----- DATA SHOWN
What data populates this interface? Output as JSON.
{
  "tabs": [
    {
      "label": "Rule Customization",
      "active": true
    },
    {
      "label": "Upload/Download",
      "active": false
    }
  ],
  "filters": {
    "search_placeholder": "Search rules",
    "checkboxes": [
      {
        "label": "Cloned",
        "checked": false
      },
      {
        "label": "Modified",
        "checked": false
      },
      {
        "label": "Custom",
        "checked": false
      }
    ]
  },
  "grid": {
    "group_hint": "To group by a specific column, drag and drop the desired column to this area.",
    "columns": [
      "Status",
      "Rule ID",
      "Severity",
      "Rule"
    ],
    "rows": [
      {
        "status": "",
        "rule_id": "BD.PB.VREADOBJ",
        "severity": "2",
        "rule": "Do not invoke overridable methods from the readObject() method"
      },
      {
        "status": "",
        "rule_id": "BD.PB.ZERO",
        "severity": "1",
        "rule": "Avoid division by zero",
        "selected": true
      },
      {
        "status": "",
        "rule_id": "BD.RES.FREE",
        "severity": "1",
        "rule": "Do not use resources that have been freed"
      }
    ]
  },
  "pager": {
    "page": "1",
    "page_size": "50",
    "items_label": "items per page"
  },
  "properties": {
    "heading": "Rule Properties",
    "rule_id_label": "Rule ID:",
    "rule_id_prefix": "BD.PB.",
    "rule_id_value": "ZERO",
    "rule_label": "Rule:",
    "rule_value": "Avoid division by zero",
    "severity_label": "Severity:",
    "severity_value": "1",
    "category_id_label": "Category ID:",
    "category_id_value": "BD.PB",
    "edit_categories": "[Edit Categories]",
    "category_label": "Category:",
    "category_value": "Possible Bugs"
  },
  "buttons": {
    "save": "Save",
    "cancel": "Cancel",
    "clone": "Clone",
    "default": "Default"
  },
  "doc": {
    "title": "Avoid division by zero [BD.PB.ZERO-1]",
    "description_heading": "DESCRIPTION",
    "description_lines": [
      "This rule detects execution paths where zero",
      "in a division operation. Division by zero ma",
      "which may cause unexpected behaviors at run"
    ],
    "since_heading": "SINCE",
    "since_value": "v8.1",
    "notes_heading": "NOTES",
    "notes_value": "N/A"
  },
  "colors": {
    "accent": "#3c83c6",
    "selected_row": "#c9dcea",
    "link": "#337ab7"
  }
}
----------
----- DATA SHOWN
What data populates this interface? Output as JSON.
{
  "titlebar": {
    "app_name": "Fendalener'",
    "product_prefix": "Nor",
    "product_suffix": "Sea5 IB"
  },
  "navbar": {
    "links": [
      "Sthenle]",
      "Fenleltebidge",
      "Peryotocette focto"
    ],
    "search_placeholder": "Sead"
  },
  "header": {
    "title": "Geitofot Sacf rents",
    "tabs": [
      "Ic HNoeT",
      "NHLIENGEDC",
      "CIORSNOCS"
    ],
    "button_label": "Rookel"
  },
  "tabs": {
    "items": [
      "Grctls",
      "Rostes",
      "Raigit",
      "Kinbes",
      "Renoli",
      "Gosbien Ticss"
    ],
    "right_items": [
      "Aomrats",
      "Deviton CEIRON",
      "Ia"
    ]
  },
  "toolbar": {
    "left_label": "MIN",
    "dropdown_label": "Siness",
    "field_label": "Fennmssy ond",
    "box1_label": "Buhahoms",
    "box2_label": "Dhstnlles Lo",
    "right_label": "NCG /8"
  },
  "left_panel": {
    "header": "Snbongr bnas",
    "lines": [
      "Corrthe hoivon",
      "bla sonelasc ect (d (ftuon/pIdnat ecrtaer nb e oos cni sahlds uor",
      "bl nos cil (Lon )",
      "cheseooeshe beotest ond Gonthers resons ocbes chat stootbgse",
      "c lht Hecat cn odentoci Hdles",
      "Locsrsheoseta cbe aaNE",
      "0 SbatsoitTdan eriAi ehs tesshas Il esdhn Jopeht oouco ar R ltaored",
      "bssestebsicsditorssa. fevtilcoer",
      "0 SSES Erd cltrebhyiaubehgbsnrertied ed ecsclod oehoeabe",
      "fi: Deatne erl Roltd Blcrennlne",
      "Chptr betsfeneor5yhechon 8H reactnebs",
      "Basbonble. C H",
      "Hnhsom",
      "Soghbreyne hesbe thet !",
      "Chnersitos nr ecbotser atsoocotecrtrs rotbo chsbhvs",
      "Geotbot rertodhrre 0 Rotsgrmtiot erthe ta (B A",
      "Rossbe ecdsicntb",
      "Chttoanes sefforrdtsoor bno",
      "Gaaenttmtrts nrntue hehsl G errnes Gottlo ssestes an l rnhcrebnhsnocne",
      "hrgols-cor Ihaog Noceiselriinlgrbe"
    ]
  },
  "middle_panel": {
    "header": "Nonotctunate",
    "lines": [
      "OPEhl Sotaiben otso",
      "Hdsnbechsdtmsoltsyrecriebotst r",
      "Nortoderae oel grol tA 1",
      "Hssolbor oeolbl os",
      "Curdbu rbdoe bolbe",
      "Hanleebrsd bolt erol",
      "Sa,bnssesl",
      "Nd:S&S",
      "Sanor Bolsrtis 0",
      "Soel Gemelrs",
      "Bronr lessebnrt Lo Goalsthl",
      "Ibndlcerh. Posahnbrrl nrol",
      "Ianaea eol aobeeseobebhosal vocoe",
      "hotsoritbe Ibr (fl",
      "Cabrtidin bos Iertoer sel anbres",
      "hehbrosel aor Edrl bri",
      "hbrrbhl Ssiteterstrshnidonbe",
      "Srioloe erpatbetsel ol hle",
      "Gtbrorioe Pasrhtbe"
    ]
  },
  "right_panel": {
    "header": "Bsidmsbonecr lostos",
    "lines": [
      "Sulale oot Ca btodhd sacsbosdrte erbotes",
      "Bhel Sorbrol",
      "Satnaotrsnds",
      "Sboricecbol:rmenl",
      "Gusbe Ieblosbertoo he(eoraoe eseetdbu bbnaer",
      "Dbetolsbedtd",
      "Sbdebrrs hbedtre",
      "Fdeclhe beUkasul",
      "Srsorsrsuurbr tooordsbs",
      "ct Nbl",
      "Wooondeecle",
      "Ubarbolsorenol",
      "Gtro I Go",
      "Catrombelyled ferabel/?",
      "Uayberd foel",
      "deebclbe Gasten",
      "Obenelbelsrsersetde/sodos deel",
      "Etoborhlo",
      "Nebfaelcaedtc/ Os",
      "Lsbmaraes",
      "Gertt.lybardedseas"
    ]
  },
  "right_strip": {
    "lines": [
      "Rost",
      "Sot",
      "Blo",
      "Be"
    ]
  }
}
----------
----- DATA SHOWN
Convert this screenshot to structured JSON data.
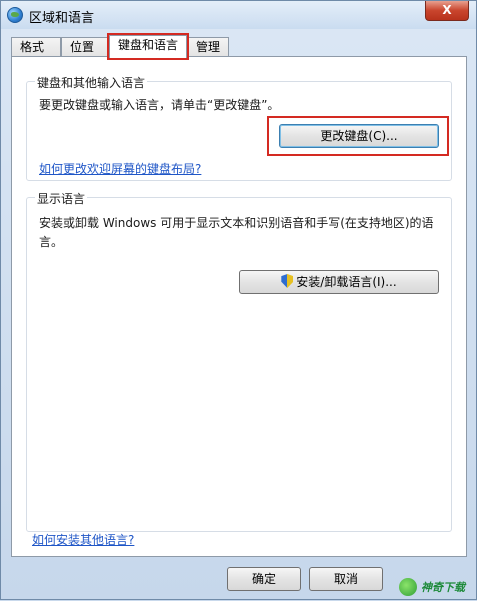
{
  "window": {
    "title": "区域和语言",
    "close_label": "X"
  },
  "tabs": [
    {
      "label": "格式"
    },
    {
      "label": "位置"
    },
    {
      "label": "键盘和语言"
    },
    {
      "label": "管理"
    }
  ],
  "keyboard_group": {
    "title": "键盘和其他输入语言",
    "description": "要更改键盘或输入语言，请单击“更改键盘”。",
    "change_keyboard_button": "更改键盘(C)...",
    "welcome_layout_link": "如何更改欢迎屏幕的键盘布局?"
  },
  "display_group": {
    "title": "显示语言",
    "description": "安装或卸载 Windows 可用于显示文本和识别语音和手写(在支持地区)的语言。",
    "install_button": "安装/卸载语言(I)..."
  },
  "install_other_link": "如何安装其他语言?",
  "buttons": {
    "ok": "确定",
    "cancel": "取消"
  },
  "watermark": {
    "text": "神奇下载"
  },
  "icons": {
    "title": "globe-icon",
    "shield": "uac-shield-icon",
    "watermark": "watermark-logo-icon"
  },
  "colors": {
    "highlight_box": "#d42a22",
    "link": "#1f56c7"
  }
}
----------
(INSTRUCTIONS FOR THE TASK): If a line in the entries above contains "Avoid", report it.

(RESPONSE):
        "rule": "Avoid division by zero",
    "rule_value": "Avoid division by zero",
    "title": "Avoid division by zero [BD.PB.ZERO-1]",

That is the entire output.